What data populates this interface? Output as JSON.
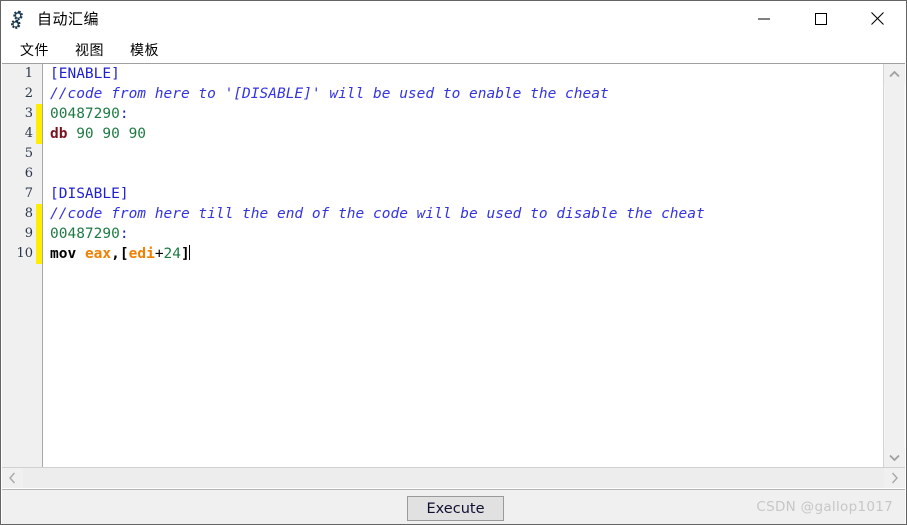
{
  "window": {
    "title": "自动汇编",
    "icon": "cheat-engine-logo",
    "controls": {
      "minimize": "—",
      "maximize": "□",
      "close": "✕"
    }
  },
  "menubar": {
    "items": [
      {
        "label": "文件",
        "name": "menu-file"
      },
      {
        "label": "视图",
        "name": "menu-view"
      },
      {
        "label": "模板",
        "name": "menu-template"
      }
    ]
  },
  "editor": {
    "total_lines": 10,
    "caret_line": 10,
    "modified_lines": [
      3,
      4,
      8,
      9,
      10
    ],
    "lines": [
      {
        "number": "1",
        "modified": false,
        "tokens": [
          {
            "text": "[ENABLE]",
            "type": "section"
          }
        ]
      },
      {
        "number": "2",
        "modified": false,
        "tokens": [
          {
            "text": "//code from here to '[DISABLE]' will be used to enable the cheat",
            "type": "comment"
          }
        ]
      },
      {
        "number": "3",
        "modified": true,
        "tokens": [
          {
            "text": "00487290",
            "type": "address"
          },
          {
            "text": ":",
            "type": "colon"
          }
        ]
      },
      {
        "number": "4",
        "modified": true,
        "tokens": [
          {
            "text": "db",
            "type": "db"
          },
          {
            "text": " ",
            "type": "plain"
          },
          {
            "text": "90 90 90",
            "type": "num"
          }
        ]
      },
      {
        "number": "5",
        "modified": false,
        "tokens": []
      },
      {
        "number": "6",
        "modified": false,
        "tokens": []
      },
      {
        "number": "7",
        "modified": false,
        "tokens": [
          {
            "text": "[DISABLE]",
            "type": "section"
          }
        ]
      },
      {
        "number": "8",
        "modified": true,
        "tokens": [
          {
            "text": "//code from here till the end of the code will be used to disable the cheat",
            "type": "comment"
          }
        ]
      },
      {
        "number": "9",
        "modified": true,
        "tokens": [
          {
            "text": "00487290",
            "type": "address"
          },
          {
            "text": ":",
            "type": "colon"
          }
        ]
      },
      {
        "number": "10",
        "modified": true,
        "tokens": [
          {
            "text": "mov",
            "type": "mnemonic"
          },
          {
            "text": " ",
            "type": "plain"
          },
          {
            "text": "eax",
            "type": "reg"
          },
          {
            "text": ",",
            "type": "punct"
          },
          {
            "text": "[",
            "type": "punct"
          },
          {
            "text": "edi",
            "type": "reg"
          },
          {
            "text": "+",
            "type": "plain"
          },
          {
            "text": "24",
            "type": "num"
          },
          {
            "text": "]",
            "type": "punct"
          }
        ],
        "caret": true
      }
    ]
  },
  "scrollbars": {
    "vertical": {
      "up": "∧",
      "down": "∨"
    },
    "horizontal": {
      "left": "‹",
      "right": "›"
    }
  },
  "bottom": {
    "execute_label": "Execute",
    "watermark": "CSDN @gallop1017"
  },
  "colors": {
    "section": "#2020d0",
    "comment": "#3434e0",
    "address": "#1f7a43",
    "db": "#7b1220",
    "number": "#1f7a43",
    "register": "#f08000",
    "modified_bar": "#ffee00",
    "gutter_bg": "#f0f0f0",
    "chrome_bg": "#f0f0f0",
    "watermark": "#c7c7c7"
  }
}
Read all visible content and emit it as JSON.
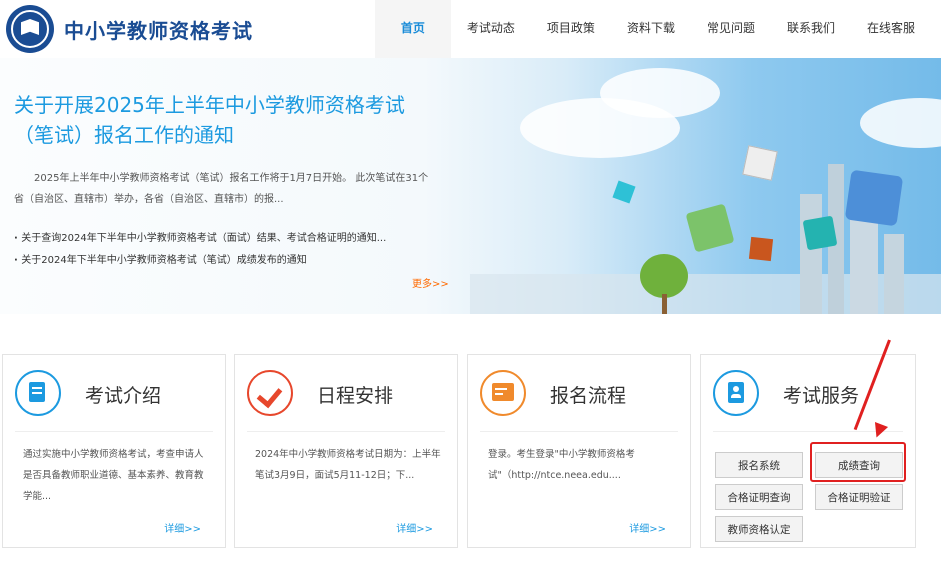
{
  "header": {
    "site_title": "中小学教师资格考试",
    "nav": [
      "首页",
      "考试动态",
      "项目政策",
      "资料下载",
      "常见问题",
      "联系我们",
      "在线客服"
    ],
    "active_nav": "首页"
  },
  "banner": {
    "title": "关于开展2025年上半年中小学教师资格考试（笔试）报名工作的通知",
    "summary": "2025年上半年中小学教师资格考试（笔试）报名工作将于1月7日开始。   此次笔试在31个省（自治区、直辖市）举办，各省（自治区、直辖市）的报...",
    "links": [
      "关于查询2024年下半年中小学教师资格考试（面试）结果、考试合格证明的通知...",
      "关于2024年下半年中小学教师资格考试（笔试）成绩发布的通知"
    ],
    "more_label": "更多>>"
  },
  "cards": [
    {
      "title": "考试介绍",
      "icon": "document-icon",
      "text": "通过实施中小学教师资格考试，考查申请人是否具备教师职业道德、基本素养、教育教学能...",
      "detail": "详细>>"
    },
    {
      "title": "日程安排",
      "icon": "checkmark-icon",
      "text": "2024年中小学教师资格考试日期为：上半年笔试3月9日，面试5月11-12日；下...",
      "detail": "详细>>"
    },
    {
      "title": "报名流程",
      "icon": "registration-icon",
      "text": "登录。考生登录\"中小学教师资格考试\"（http://ntce.neea.edu....",
      "detail": "详细>>"
    },
    {
      "title": "考试服务",
      "icon": "service-book-icon",
      "buttons": [
        "报名系统",
        "成绩查询",
        "合格证明查询",
        "合格证明验证",
        "教师资格认定"
      ]
    }
  ],
  "colors": {
    "brand_blue": "#1a4c93",
    "accent_blue": "#1c9ae0",
    "more_orange": "#ff6a00",
    "highlight_red": "#e02020"
  }
}
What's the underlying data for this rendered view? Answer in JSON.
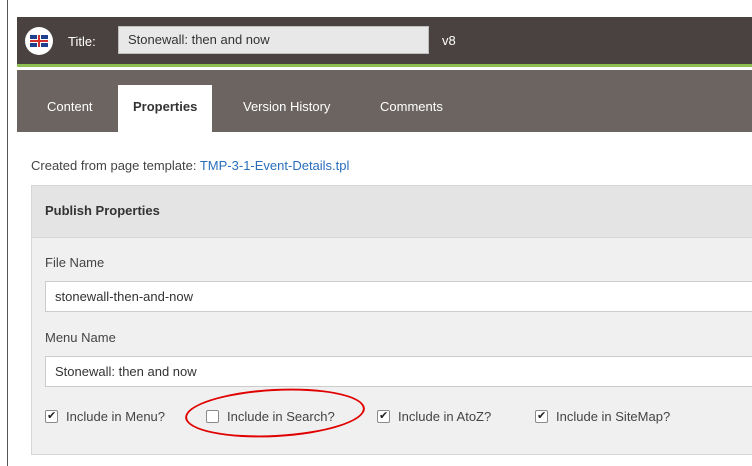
{
  "header": {
    "title_label": "Title:",
    "title_value": "Stonewall: then and now",
    "version": "v8",
    "flag_icon": "uk-flag-icon"
  },
  "tabs": [
    {
      "label": "Content",
      "active": false
    },
    {
      "label": "Properties",
      "active": true
    },
    {
      "label": "Version History",
      "active": false
    },
    {
      "label": "Comments",
      "active": false
    }
  ],
  "template": {
    "prefix": "Created from page template: ",
    "link": "TMP-3-1-Event-Details.tpl"
  },
  "publish": {
    "heading": "Publish Properties",
    "file_name_label": "File Name",
    "file_name_value": "stonewall-then-and-now",
    "menu_name_label": "Menu Name",
    "menu_name_value": "Stonewall: then and now",
    "checkboxes": [
      {
        "label": "Include in Menu?",
        "checked": true
      },
      {
        "label": "Include in Search?",
        "checked": false
      },
      {
        "label": "Include in AtoZ?",
        "checked": true
      },
      {
        "label": "Include in SiteMap?",
        "checked": true
      }
    ]
  },
  "colors": {
    "topbar": "#4a4240",
    "accent": "#8cc152",
    "tabbar": "#6b6461",
    "link": "#2a6ebb",
    "annotation": "#e00000"
  }
}
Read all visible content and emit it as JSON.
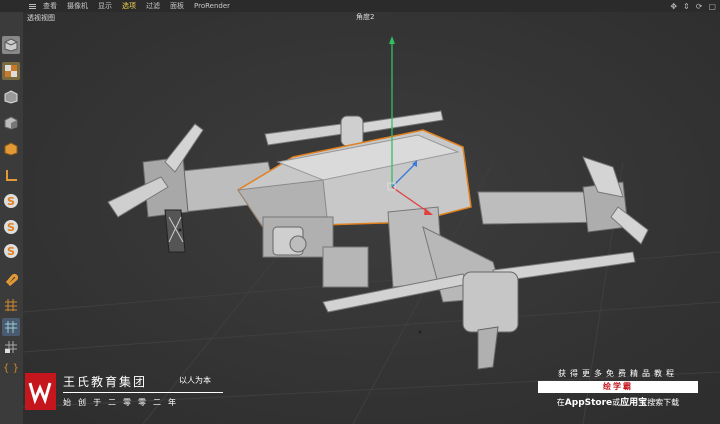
{
  "menubar": {
    "items": [
      {
        "label": "查看",
        "active": false
      },
      {
        "label": "摄像机",
        "active": false
      },
      {
        "label": "显示",
        "active": false
      },
      {
        "label": "选项",
        "active": true
      },
      {
        "label": "过滤",
        "active": false
      },
      {
        "label": "面板",
        "active": false
      },
      {
        "label": "ProRender",
        "active": false
      }
    ],
    "nav_icons": [
      "move-icon",
      "zoom-icon",
      "rotate-icon",
      "maximize-icon"
    ]
  },
  "viewport": {
    "view_name": "透视视图",
    "camera_label": "角度2"
  },
  "toolbar": {
    "tools": [
      "cube-icon",
      "checker-icon",
      "cube-outline-icon",
      "cube-solid-icon",
      "cube-orange-icon",
      "floor-icon",
      "spline-s-icon",
      "spline-s2-icon",
      "spline-s3-icon",
      "magnet-icon",
      "grid-icon",
      "grid-blue-icon",
      "grid-lock-icon",
      "bracket-icon"
    ]
  },
  "watermark": {
    "brand": "王氏教育集团",
    "motto": "以人为本",
    "founded": "始创于二零零二年"
  },
  "promo": {
    "line1": "获得更多免费精品教程",
    "badge": "绘学霸",
    "line3_pre": "在",
    "line3_app": "AppStore",
    "line3_mid": "或",
    "line3_app2": "应用宝",
    "line3_post": "搜索下载"
  },
  "colors": {
    "accent": "#f2d24b",
    "brand_red": "#c4161c",
    "viewport_bg": "#333333",
    "axis_x": "#e04040",
    "axis_y": "#30c060",
    "axis_z": "#3a7ad8",
    "selection": "#e67e22"
  }
}
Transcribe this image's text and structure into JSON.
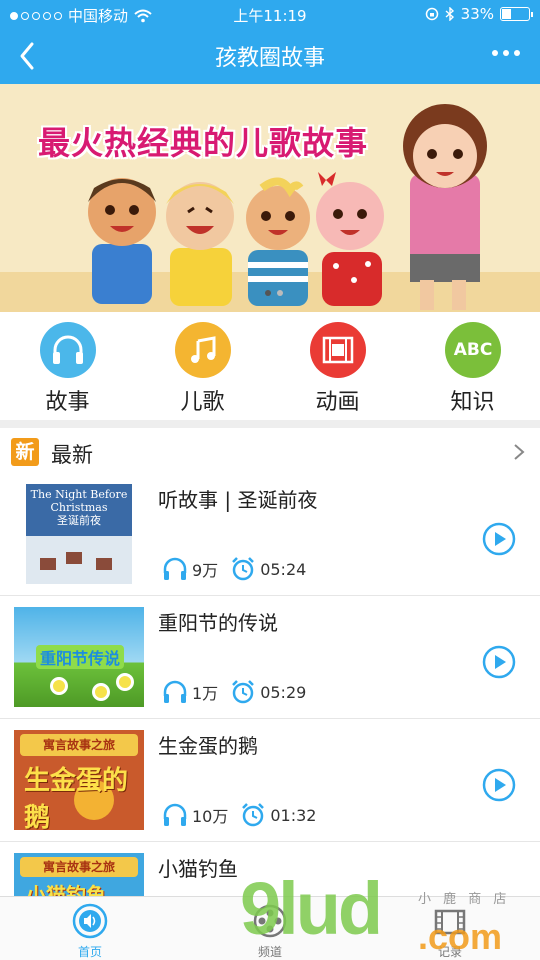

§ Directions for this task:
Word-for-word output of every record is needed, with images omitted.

§ Completed task:
What data populates this interface? Output as JSON.
{
  "window": {
    "title": "自动汇编",
    "icon": "cheat-engine-logo",
    "controls": {
      "minimize": "—",
      "maximize": "□",
      "close": "✕"
    }
  },
  "menubar": {
    "items": [
      {
        "label": "文件",
        "name": "menu-file"
      },
      {
        "label": "视图",
        "name": "menu-view"
      },
      {
        "label": "模板",
        "name": "menu-template"
      }
    ]
  },
  "editor": {
    "total_lines": 10,
    "caret_line": 10,
    "modified_lines": [
      3,
      4,
      8,
      9,
      10
    ],
    "lines": [
      {
        "number": "1",
        "modified": false,
        "tokens": [
          {
            "text": "[ENABLE]",
            "type": "section"
          }
        ]
      },
      {
        "number": "2",
        "modified": false,
        "tokens": [
          {
            "text": "//code from here to '[DISABLE]' will be used to enable the cheat",
            "type": "comment"
          }
        ]
      },
      {
        "number": "3",
        "modified": true,
        "tokens": [
          {
            "text": "00487290",
            "type": "address"
          },
          {
            "text": ":",
            "type": "colon"
          }
        ]
      },
      {
        "number": "4",
        "modified": true,
        "tokens": [
          {
            "text": "db",
            "type": "db"
          },
          {
            "text": " ",
            "type": "plain"
          },
          {
            "text": "90 90 90",
            "type": "num"
          }
        ]
      },
      {
        "number": "5",
        "modified": false,
        "tokens": []
      },
      {
        "number": "6",
        "modified": false,
        "tokens": []
      },
      {
        "number": "7",
        "modified": false,
        "tokens": [
          {
            "text": "[DISABLE]",
            "type": "section"
          }
        ]
      },
      {
        "number": "8",
        "modified": true,
        "tokens": [
          {
            "text": "//code from here till the end of the code will be used to disable the cheat",
            "type": "comment"
          }
        ]
      },
      {
        "number": "9",
        "modified": true,
        "tokens": [
          {
            "text": "00487290",
            "type": "address"
          },
          {
            "text": ":",
            "type": "colon"
          }
        ]
      },
      {
        "number": "10",
        "modified": true,
        "tokens": [
          {
            "text": "mov",
            "type": "mnemonic"
          },
          {
            "text": " ",
            "type": "plain"
          },
          {
            "text": "eax",
            "type": "reg"
          },
          {
            "text": ",",
            "type": "punct"
          },
          {
            "text": "[",
            "type": "punct"
          },
          {
            "text": "edi",
            "type": "reg"
          },
          {
            "text": "+",
            "type": "plain"
          },
          {
            "text": "24",
            "type": "num"
          },
          {
            "text": "]",
            "type": "punct"
          }
        ],
        "caret": true
      }
    ]
  },
  "scrollbars": {
    "vertical": {
      "up": "∧",
      "down": "∨"
    },
    "horizontal": {
      "left": "‹",
      "right": "›"
    }
  },
  "bottom": {
    "execute_label": "Execute",
    "watermark": "CSDN @gallop1017"
  },
  "colors": {
    "section": "#2020d0",
    "comment": "#3434e0",
    "address": "#1f7a43",
    "db": "#7b1220",
    "number": "#1f7a43",
    "register": "#f08000",
    "modified_bar": "#ffee00",
    "gutter_bg": "#f0f0f0",
    "chrome_bg": "#f0f0f0",
    "watermark": "#c7c7c7"
  }
}
Read all visible content and emit it as JSON.
{
  "header": {
    "site_title": "中小学教师资格考试",
    "nav": [
      "首页",
      "考试动态",
      "项目政策",
      "资料下载",
      "常见问题",
      "联系我们",
      "在线客服"
    ],
    "active_nav": "首页"
  },
  "banner": {
    "title": "关于开展2025年上半年中小学教师资格考试（笔试）报名工作的通知",
    "summary": "2025年上半年中小学教师资格考试（笔试）报名工作将于1月7日开始。   此次笔试在31个省（自治区、直辖市）举办，各省（自治区、直辖市）的报...",
    "links": [
      "关于查询2024年下半年中小学教师资格考试（面试）结果、考试合格证明的通知...",
      "关于2024年下半年中小学教师资格考试（笔试）成绩发布的通知"
    ],
    "more_label": "更多>>"
  },
  "cards": [
    {
      "title": "考试介绍",
      "icon": "document-icon",
      "text": "通过实施中小学教师资格考试，考查申请人是否具备教师职业道德、基本素养、教育教学能...",
      "detail": "详细>>"
    },
    {
      "title": "日程安排",
      "icon": "checkmark-icon",
      "text": "2024年中小学教师资格考试日期为：上半年笔试3月9日，面试5月11-12日；下...",
      "detail": "详细>>"
    },
    {
      "title": "报名流程",
      "icon": "registration-icon",
      "text": "登录。考生登录\"中小学教师资格考试\"（http://ntce.neea.edu....",
      "detail": "详细>>"
    },
    {
      "title": "考试服务",
      "icon": "service-book-icon",
      "buttons": [
        "报名系统",
        "成绩查询",
        "合格证明查询",
        "合格证明验证",
        "教师资格认定"
      ]
    }
  ],
  "colors": {
    "brand_blue": "#1a4c93",
    "accent_blue": "#1c9ae0",
    "more_orange": "#ff6a00",
    "highlight_red": "#e02020"
  }
}
What's the underlying data for this rendered view? Answer in JSON.
{
  "header": {
    "title_label": "Title:",
    "title_value": "Stonewall: then and now",
    "version": "v8",
    "flag_icon": "uk-flag-icon"
  },
  "tabs": [
    {
      "label": "Content",
      "active": false
    },
    {
      "label": "Properties",
      "active": true
    },
    {
      "label": "Version History",
      "active": false
    },
    {
      "label": "Comments",
      "active": false
    }
  ],
  "template": {
    "prefix": "Created from page template: ",
    "link": "TMP-3-1-Event-Details.tpl"
  },
  "publish": {
    "heading": "Publish Properties",
    "file_name_label": "File Name",
    "file_name_value": "stonewall-then-and-now",
    "menu_name_label": "Menu Name",
    "menu_name_value": "Stonewall: then and now",
    "checkboxes": [
      {
        "label": "Include in Menu?",
        "checked": true
      },
      {
        "label": "Include in Search?",
        "checked": false
      },
      {
        "label": "Include in AtoZ?",
        "checked": true
      },
      {
        "label": "Include in SiteMap?",
        "checked": true
      }
    ]
  },
  "colors": {
    "topbar": "#4a4240",
    "accent": "#8cc152",
    "tabbar": "#6b6461",
    "link": "#2a6ebb",
    "annotation": "#e00000"
  }
}
Read all visible content and emit it as JSON.
{
  "menubar": {
    "items": [
      {
        "label": "查看",
        "active": false
      },
      {
        "label": "摄像机",
        "active": false
      },
      {
        "label": "显示",
        "active": false
      },
      {
        "label": "选项",
        "active": true
      },
      {
        "label": "过滤",
        "active": false
      },
      {
        "label": "面板",
        "active": false
      },
      {
        "label": "ProRender",
        "active": false
      }
    ],
    "nav_icons": [
      "move-icon",
      "zoom-icon",
      "rotate-icon",
      "maximize-icon"
    ]
  },
  "viewport": {
    "view_name": "透视视图",
    "camera_label": "角度2"
  },
  "toolbar": {
    "tools": [
      "cube-icon",
      "checker-icon",
      "cube-outline-icon",
      "cube-solid-icon",
      "cube-orange-icon",
      "floor-icon",
      "spline-s-icon",
      "spline-s2-icon",
      "spline-s3-icon",
      "magnet-icon",
      "grid-icon",
      "grid-blue-icon",
      "grid-lock-icon",
      "bracket-icon"
    ]
  },
  "watermark": {
    "brand": "王氏教育集团",
    "motto": "以人为本",
    "founded": "始创于二零零二年"
  },
  "promo": {
    "line1": "获得更多免费精品教程",
    "badge": "绘学霸",
    "line3_pre": "在",
    "line3_app": "AppStore",
    "line3_mid": "或",
    "line3_app2": "应用宝",
    "line3_post": "搜索下载"
  },
  "colors": {
    "accent": "#f2d24b",
    "brand_red": "#c4161c",
    "viewport_bg": "#333333",
    "axis_x": "#e04040",
    "axis_y": "#30c060",
    "axis_z": "#3a7ad8",
    "selection": "#e67e22"
  }
}
Transcribe this image's text and structure into JSON.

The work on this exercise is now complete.